| Task statement |
Output every record below exactly as it appears.

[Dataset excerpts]
═══

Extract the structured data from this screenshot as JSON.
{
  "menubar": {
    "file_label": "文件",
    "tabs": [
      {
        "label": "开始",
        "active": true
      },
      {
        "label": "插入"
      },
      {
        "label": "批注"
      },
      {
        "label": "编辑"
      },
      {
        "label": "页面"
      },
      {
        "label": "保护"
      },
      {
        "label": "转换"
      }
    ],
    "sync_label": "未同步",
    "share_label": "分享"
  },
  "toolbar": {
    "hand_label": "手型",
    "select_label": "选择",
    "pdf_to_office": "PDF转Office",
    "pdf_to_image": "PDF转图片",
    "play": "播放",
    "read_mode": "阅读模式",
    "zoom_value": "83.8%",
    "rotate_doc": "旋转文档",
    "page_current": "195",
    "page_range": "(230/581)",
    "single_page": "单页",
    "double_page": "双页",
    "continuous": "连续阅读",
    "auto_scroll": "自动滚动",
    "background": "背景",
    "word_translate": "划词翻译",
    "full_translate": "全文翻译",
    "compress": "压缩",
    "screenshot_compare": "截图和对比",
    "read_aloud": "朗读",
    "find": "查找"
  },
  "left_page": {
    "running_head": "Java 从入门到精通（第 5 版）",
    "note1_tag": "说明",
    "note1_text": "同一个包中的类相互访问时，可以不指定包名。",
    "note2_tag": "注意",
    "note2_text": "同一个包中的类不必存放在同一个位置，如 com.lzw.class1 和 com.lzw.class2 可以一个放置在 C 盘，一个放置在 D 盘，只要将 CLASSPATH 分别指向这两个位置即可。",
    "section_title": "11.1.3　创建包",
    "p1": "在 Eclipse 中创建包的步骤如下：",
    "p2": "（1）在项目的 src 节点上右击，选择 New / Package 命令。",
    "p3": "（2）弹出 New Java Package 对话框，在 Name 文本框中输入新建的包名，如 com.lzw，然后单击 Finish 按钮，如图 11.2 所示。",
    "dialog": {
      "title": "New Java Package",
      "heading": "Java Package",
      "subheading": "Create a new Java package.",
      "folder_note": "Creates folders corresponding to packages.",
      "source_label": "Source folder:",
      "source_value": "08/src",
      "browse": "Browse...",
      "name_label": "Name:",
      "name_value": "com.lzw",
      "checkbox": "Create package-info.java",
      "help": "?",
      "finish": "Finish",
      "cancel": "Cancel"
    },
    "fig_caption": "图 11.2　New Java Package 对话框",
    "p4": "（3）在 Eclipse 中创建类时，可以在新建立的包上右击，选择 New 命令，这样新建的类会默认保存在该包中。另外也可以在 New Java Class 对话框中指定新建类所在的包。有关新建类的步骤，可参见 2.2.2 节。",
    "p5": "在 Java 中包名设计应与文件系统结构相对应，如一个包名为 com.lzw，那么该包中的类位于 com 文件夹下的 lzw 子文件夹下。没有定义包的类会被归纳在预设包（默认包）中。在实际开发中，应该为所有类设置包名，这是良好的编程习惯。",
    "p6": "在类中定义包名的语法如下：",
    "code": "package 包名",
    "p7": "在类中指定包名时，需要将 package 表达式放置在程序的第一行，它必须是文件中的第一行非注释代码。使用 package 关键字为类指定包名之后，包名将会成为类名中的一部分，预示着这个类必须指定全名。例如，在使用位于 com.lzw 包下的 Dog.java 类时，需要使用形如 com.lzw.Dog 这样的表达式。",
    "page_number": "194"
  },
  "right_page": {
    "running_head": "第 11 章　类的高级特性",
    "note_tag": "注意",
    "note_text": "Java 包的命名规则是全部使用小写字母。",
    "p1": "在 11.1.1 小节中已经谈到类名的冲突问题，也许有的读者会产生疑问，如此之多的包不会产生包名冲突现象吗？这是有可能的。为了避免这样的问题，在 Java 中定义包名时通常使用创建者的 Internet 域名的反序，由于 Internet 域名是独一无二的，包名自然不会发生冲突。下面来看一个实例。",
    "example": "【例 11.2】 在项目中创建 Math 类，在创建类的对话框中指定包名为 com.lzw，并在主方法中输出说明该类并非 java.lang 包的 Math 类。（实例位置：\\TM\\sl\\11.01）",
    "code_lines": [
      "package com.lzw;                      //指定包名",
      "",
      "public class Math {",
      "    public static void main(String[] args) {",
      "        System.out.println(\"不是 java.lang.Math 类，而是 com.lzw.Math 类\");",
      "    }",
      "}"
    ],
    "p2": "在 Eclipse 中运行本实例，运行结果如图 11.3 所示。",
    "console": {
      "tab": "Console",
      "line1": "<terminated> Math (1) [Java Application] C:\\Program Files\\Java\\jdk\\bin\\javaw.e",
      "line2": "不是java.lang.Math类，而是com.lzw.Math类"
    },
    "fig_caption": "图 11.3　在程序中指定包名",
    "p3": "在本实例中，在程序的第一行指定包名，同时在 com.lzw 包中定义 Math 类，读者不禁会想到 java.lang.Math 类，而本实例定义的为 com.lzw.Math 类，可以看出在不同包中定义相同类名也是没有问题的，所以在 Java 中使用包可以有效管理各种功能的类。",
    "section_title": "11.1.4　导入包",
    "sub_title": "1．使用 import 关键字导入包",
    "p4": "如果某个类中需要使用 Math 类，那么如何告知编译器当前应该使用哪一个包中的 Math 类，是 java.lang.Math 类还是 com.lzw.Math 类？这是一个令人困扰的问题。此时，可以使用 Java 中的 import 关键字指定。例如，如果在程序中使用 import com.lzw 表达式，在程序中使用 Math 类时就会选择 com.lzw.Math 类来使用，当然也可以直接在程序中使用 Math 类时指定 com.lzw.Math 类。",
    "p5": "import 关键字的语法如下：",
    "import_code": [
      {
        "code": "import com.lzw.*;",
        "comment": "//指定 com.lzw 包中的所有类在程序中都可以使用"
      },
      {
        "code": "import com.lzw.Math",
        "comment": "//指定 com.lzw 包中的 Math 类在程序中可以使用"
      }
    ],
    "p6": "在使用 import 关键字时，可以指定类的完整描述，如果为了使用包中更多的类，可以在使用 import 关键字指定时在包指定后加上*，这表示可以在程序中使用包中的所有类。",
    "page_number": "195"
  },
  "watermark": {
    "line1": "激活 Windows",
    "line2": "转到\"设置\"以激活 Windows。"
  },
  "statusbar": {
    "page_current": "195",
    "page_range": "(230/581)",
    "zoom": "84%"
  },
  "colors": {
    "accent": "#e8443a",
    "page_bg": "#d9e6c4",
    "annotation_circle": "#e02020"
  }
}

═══

| Written answer |
Extract the structured data from this screenshot as JSON.
{
  "menubar": {
    "file_label": "文件",
    "tabs": [
      {
        "label": "开始",
        "active": true
      },
      {
        "label": "插入"
      },
      {
        "label": "批注"
      },
      {
        "label": "编辑"
      },
      {
        "label": "页面"
      },
      {
        "label": "保护"
      },
      {
        "label": "转换"
      }
    ],
    "sync_label": "未同步",
    "share_label": "分享"
  },
  "toolbar": {
    "hand_label": "手型",
    "select_label": "选择",
    "pdf_to_office": "PDF转Office",
    "pdf_to_image": "PDF转图片",
    "play": "播放",
    "read_mode": "阅读模式",
    "zoom_value": "83.8%",
    "rotate_doc": "旋转文档",
    "page_current": "195",
    "page_range": "(230/581)",
    "single_page": "单页",
    "double_page": "双页",
    "continuous": "连续阅读",
    "auto_scroll": "自动滚动",
    "background": "背景",
    "word_translate": "划词翻译",
    "full_translate": "全文翻译",
    "compress": "压缩",
    "screenshot_compare": "截图和对比",
    "read_aloud": "朗读",
    "find": "查找"
  },
  "left_page": {
    "running_head": "Java 从入门到精通（第 5 版）",
    "note1_tag": "说明",
    "note1_text": "同一个包中的类相互访问时，可以不指定包名。",
    "note2_tag": "注意",
    "note2_text": "同一个包中的类不必存放在同一个位置，如 com.lzw.class1 和 com.lzw.class2 可以一个放置在 C 盘，一个放置在 D 盘，只要将 CLASSPATH 分别指向这两个位置即可。",
    "section_title": "11.1.3　创建包",
    "p1": "在 Eclipse 中创建包的步骤如下：",
    "p2": "（1）在项目的 src 节点上右击，选择 New / Package 命令。",
    "p3": "（2）弹出 New Java Package 对话框，在 Name 文本框中输入新建的包名，如 com.lzw，然后单击 Finish 按钮，如图 11.2 所示。",
    "dialog": {
      "title": "New Java Package",
      "heading": "Java Package",
      "subheading": "Create a new Java package.",
      "folder_note": "Creates folders corresponding to packages.",
      "source_label": "Source folder:",
      "source_value": "08/src",
      "browse": "Browse...",
      "name_label": "Name:",
      "name_value": "com.lzw",
      "checkbox": "Create package-info.java",
      "help": "?",
      "finish": "Finish",
      "cancel": "Cancel"
    },
    "fig_caption": "图 11.2　New Java Package 对话框",
    "p4": "（3）在 Eclipse 中创建类时，可以在新建立的包上右击，选择 New 命令，这样新建的类会默认保存在该包中。另外也可以在 New Java Class 对话框中指定新建类所在的包。有关新建类的步骤，可参见 2.2.2 节。",
    "p5": "在 Java 中包名设计应与文件系统结构相对应，如一个包名为 com.lzw，那么该包中的类位于 com 文件夹下的 lzw 子文件夹下。没有定义包的类会被归纳在预设包（默认包）中。在实际开发中，应该为所有类设置包名，这是良好的编程习惯。",
    "p6": "在类中定义包名的语法如下：",
    "code": "package 包名",
    "p7": "在类中指定包名时，需要将 package 表达式放置在程序的第一行，它必须是文件中的第一行非注释代码。使用 package 关键字为类指定包名之后，包名将会成为类名中的一部分，预示着这个类必须指定全名。例如，在使用位于 com.lzw 包下的 Dog.java 类时，需要使用形如 com.lzw.Dog 这样的表达式。",
    "page_number": "194"
  },
  "right_page": {
    "running_head": "第 11 章　类的高级特性",
    "note_tag": "注意",
    "note_text": "Java 包的命名规则是全部使用小写字母。",
    "p1": "在 11.1.1 小节中已经谈到类名的冲突问题，也许有的读者会产生疑问，如此之多的包不会产生包名冲突现象吗？这是有可能的。为了避免这样的问题，在 Java 中定义包名时通常使用创建者的 Internet 域名的反序，由于 Internet 域名是独一无二的，包名自然不会发生冲突。下面来看一个实例。",
    "example": "【例 11.2】 在项目中创建 Math 类，在创建类的对话框中指定包名为 com.lzw，并在主方法中输出说明该类并非 java.lang 包的 Math 类。（实例位置：\\TM\\sl\\11.01）",
    "code_lines": [
      "package com.lzw;                      //指定包名",
      "",
      "public class Math {",
      "    public static void main(String[] args) {",
      "        System.out.println(\"不是 java.lang.Math 类，而是 com.lzw.Math 类\");",
      "    }",
      "}"
    ],
    "p2": "在 Eclipse 中运行本实例，运行结果如图 11.3 所示。",
    "console": {
      "tab": "Console",
      "line1": "<terminated> Math (1) [Java Application] C:\\Program Files\\Java\\jdk\\bin\\javaw.e",
      "line2": "不是java.lang.Math类，而是com.lzw.Math类"
    },
    "fig_caption": "图 11.3　在程序中指定包名",
    "p3": "在本实例中，在程序的第一行指定包名，同时在 com.lzw 包中定义 Math 类，读者不禁会想到 java.lang.Math 类，而本实例定义的为 com.lzw.Math 类，可以看出在不同包中定义相同类名也是没有问题的，所以在 Java 中使用包可以有效管理各种功能的类。",
    "section_title": "11.1.4　导入包",
    "sub_title": "1．使用 import 关键字导入包",
    "p4": "如果某个类中需要使用 Math 类，那么如何告知编译器当前应该使用哪一个包中的 Math 类，是 java.lang.Math 类还是 com.lzw.Math 类？这是一个令人困扰的问题。此时，可以使用 Java 中的 import 关键字指定。例如，如果在程序中使用 import com.lzw 表达式，在程序中使用 Math 类时就会选择 com.lzw.Math 类来使用，当然也可以直接在程序中使用 Math 类时指定 com.lzw.Math 类。",
    "p5": "import 关键字的语法如下：",
    "import_code": [
      {
        "code": "import com.lzw.*;",
        "comment": "//指定 com.lzw 包中的所有类在程序中都可以使用"
      },
      {
        "code": "import com.lzw.Math",
        "comment": "//指定 com.lzw 包中的 Math 类在程序中可以使用"
      }
    ],
    "p6": "在使用 import 关键字时，可以指定类的完整描述，如果为了使用包中更多的类，可以在使用 import 关键字指定时在包指定后加上*，这表示可以在程序中使用包中的所有类。",
    "page_number": "195"
  },
  "watermark": {
    "line1": "激活 Windows",
    "line2": "转到\"设置\"以激活 Windows。"
  },
  "statusbar": {
    "page_current": "195",
    "page_range": "(230/581)",
    "zoom": "84%"
  },
  "colors": {
    "accent": "#e8443a",
    "page_bg": "#d9e6c4",
    "annotation_circle": "#e02020"
  }
}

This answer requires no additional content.